Little Gidding, by Makoto Fujimura

The wounded surgeon plies the steel
That questions the distempered part;
Beneath the bleeding hands we fell
The sharp compassion of the healer’s art
Resolving the enigma of the fever chart.

Our only health is the disease
If we obey the dying nurse
Whose constant care is not to please
But to remind of our, and Adam’s, curse,
And that, to be restored, our sickness must grow worse.

The whole earth is our hospital
Endowed by the ruined millionaire,
Wherein, if we do well, we shall
Die of the absolute paternal care
That will not leave us, but prevents us everywhere.

The chill ascends from feet to knees,
The fever sings in mental wires.
If to be warmed, then I must freeze
And quake in frigid purgatorial fires
Of which the flame is roses and the smoke is briars.

The dripping blood our only drink,
The bloody flesh our only food;
In spite of which we like to think
That we are sound, substantial flesh and blood–
Again, in spite of that, we call this Friday good.

T.S. Eliot (from The Four Quartets)

Quote: Augustine on the Evening of the Last Supper

The Last Supper
Wikimedia Commons

“He laid aside His garments, when, being in the form of God, He emptied Himself; He girded Himself with a towel, took upon Him the form of a servant; He poured water into a basin, out of which He washed His disciples’ feet. He shed His blood on the earth, with which He washed away the filth of their Sins; He wiped them with the towel wherewith He was girded; with the flesh wherewith He was clothed, He established the steps of the Evangelists; He laid aside His garments, to gird Himself with the towel; that He might take upon Him the form of a servant, He emptied Himself, not laying aside indeed what He had, but assuming what He had not. Before He was crucified, He was stripped of His garments, and when dead was wound up in linen clothes: the whole bowl of His passion is our cleansing.”

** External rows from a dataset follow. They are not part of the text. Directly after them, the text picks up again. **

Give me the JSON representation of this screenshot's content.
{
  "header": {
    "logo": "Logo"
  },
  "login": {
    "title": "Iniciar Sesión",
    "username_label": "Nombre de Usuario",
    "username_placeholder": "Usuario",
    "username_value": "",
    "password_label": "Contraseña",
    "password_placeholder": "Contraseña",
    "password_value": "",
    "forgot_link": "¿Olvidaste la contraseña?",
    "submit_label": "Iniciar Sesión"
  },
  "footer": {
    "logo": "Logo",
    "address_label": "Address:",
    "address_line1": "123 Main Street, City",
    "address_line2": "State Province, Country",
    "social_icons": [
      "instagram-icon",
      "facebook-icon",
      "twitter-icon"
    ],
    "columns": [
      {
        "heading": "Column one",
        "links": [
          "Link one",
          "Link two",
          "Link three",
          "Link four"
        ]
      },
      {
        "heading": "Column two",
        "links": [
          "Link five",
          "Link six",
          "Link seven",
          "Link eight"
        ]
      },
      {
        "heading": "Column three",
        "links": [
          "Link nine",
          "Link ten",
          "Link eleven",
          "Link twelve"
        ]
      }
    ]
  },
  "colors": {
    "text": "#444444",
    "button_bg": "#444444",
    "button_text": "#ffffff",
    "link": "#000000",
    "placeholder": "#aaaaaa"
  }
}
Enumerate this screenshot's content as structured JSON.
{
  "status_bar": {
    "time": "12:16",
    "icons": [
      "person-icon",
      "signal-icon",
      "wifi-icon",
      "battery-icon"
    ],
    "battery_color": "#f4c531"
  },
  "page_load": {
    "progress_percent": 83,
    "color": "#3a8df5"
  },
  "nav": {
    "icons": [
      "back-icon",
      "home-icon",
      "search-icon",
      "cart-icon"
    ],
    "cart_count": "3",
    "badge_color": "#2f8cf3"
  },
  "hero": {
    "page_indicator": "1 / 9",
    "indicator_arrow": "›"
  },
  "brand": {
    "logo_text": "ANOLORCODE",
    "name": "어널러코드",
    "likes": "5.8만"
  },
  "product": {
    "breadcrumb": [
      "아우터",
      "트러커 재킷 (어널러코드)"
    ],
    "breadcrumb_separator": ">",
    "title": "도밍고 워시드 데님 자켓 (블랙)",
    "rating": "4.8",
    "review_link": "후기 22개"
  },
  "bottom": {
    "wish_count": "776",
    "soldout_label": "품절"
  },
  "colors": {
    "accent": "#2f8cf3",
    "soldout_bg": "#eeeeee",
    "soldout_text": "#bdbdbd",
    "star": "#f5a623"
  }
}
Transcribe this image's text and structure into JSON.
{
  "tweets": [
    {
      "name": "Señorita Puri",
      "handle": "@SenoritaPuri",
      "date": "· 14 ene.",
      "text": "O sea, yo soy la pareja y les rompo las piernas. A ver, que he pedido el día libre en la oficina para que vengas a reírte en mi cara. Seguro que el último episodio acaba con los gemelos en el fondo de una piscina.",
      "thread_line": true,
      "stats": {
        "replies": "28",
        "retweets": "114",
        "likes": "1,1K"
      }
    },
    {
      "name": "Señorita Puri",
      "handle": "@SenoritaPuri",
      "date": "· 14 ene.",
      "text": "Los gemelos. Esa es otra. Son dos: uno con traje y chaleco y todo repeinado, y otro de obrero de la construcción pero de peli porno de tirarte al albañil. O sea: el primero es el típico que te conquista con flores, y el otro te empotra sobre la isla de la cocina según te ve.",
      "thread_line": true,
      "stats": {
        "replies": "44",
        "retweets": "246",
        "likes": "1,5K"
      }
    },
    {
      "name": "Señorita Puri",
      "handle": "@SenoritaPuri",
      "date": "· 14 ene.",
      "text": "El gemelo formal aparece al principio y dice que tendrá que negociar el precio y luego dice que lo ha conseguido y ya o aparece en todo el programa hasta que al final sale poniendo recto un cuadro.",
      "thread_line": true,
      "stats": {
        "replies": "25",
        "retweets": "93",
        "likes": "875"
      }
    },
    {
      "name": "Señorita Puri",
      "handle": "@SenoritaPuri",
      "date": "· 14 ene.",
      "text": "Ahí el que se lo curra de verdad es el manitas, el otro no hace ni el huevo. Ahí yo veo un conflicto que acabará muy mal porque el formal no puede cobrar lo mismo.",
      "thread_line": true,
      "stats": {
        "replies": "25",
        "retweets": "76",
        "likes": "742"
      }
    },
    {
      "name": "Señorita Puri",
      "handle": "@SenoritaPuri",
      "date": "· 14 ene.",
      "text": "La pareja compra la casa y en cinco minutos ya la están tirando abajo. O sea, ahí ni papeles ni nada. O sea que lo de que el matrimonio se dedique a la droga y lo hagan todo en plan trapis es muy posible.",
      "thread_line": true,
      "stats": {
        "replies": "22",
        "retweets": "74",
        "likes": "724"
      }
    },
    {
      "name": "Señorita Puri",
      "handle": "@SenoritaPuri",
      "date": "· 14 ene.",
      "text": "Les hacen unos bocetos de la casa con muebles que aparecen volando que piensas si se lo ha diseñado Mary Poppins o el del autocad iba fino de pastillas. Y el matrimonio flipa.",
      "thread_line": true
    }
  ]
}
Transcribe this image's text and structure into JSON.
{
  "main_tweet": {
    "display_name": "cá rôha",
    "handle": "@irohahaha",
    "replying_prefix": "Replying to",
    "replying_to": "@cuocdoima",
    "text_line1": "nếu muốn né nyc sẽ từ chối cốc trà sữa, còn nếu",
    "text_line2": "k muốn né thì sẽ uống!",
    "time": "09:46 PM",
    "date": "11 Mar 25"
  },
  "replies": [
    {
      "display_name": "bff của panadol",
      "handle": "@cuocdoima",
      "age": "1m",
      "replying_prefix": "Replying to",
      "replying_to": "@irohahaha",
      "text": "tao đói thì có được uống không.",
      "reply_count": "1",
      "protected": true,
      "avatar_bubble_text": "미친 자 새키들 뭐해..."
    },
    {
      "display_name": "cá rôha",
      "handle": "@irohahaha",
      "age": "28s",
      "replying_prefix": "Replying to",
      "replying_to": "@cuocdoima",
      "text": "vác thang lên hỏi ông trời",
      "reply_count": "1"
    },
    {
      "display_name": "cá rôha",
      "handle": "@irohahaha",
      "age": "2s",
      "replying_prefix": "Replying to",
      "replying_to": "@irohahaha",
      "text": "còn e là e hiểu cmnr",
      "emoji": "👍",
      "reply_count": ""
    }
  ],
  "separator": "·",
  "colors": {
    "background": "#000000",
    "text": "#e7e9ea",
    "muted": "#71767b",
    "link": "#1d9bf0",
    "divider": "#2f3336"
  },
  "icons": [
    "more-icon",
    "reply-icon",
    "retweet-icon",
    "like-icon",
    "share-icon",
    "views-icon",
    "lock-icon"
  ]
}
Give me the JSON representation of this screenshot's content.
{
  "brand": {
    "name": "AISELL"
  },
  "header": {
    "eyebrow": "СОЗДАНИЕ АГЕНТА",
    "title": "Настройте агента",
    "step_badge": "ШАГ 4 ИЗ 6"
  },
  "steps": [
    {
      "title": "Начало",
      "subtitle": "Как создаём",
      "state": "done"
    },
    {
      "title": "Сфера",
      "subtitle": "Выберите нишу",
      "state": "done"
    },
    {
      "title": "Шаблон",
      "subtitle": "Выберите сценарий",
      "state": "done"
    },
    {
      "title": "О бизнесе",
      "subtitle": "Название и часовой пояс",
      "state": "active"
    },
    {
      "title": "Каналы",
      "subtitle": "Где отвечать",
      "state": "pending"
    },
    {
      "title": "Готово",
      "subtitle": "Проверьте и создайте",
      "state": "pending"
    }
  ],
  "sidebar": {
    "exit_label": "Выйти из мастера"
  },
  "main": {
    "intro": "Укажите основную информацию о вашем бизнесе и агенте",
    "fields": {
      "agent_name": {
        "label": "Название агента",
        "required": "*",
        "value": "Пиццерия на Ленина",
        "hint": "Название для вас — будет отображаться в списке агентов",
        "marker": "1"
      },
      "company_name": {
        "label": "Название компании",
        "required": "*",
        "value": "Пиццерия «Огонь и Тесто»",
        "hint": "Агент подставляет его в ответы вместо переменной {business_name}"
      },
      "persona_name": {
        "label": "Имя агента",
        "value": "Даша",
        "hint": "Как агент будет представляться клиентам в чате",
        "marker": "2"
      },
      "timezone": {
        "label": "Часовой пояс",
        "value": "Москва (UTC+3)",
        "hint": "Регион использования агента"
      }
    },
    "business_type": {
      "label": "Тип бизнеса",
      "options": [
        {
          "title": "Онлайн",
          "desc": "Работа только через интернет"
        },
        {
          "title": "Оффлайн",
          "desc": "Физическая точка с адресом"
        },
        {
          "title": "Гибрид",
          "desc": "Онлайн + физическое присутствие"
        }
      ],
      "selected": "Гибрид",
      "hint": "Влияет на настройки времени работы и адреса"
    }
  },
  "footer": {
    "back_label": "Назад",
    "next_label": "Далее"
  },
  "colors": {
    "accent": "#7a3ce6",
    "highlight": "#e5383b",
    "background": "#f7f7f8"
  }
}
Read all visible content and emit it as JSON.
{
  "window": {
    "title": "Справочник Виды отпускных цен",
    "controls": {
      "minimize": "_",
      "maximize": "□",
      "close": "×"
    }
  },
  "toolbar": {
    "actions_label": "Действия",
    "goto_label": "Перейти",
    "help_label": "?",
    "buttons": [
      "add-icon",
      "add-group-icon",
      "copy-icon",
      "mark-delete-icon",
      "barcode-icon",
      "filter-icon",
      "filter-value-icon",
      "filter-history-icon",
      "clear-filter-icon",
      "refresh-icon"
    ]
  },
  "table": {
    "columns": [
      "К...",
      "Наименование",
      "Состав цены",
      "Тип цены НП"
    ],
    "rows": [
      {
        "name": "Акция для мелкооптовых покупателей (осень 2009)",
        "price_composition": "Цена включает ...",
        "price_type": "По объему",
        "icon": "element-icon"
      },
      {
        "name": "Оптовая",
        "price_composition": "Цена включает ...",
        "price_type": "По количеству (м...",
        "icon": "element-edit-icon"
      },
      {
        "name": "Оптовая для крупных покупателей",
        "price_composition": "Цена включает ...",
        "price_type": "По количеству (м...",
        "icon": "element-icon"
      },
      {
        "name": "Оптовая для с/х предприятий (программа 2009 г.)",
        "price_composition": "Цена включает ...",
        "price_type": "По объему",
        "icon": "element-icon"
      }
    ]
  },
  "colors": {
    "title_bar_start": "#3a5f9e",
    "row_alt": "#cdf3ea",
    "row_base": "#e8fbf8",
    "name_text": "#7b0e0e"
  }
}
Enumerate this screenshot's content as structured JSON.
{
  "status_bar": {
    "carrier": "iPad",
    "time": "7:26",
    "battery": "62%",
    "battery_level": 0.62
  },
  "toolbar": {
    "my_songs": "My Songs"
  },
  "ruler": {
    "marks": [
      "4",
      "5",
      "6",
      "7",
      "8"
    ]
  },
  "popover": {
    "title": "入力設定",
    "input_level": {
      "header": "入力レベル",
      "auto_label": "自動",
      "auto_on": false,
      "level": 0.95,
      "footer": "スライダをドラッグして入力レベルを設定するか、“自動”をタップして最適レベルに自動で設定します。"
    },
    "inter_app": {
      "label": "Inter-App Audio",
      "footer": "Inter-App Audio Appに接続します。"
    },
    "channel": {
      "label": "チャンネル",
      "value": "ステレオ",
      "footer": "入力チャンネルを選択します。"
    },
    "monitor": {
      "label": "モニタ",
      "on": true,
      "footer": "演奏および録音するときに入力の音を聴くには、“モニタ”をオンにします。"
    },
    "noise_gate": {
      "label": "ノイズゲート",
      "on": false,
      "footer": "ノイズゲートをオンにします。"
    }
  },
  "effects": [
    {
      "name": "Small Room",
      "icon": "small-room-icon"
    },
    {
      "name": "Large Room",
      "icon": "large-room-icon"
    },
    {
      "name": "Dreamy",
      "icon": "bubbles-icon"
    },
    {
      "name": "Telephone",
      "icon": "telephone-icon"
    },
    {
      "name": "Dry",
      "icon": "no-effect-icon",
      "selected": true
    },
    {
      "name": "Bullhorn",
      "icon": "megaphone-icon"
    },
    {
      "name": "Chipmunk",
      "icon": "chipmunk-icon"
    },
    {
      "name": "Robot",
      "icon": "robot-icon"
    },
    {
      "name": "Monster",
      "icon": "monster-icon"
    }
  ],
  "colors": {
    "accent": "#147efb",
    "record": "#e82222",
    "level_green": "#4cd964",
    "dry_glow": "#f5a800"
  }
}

-Augustine, as quoted by Thomas Aquinas in Catena Aurea on the Gospel for the Evening Mass of the Lord’s Supper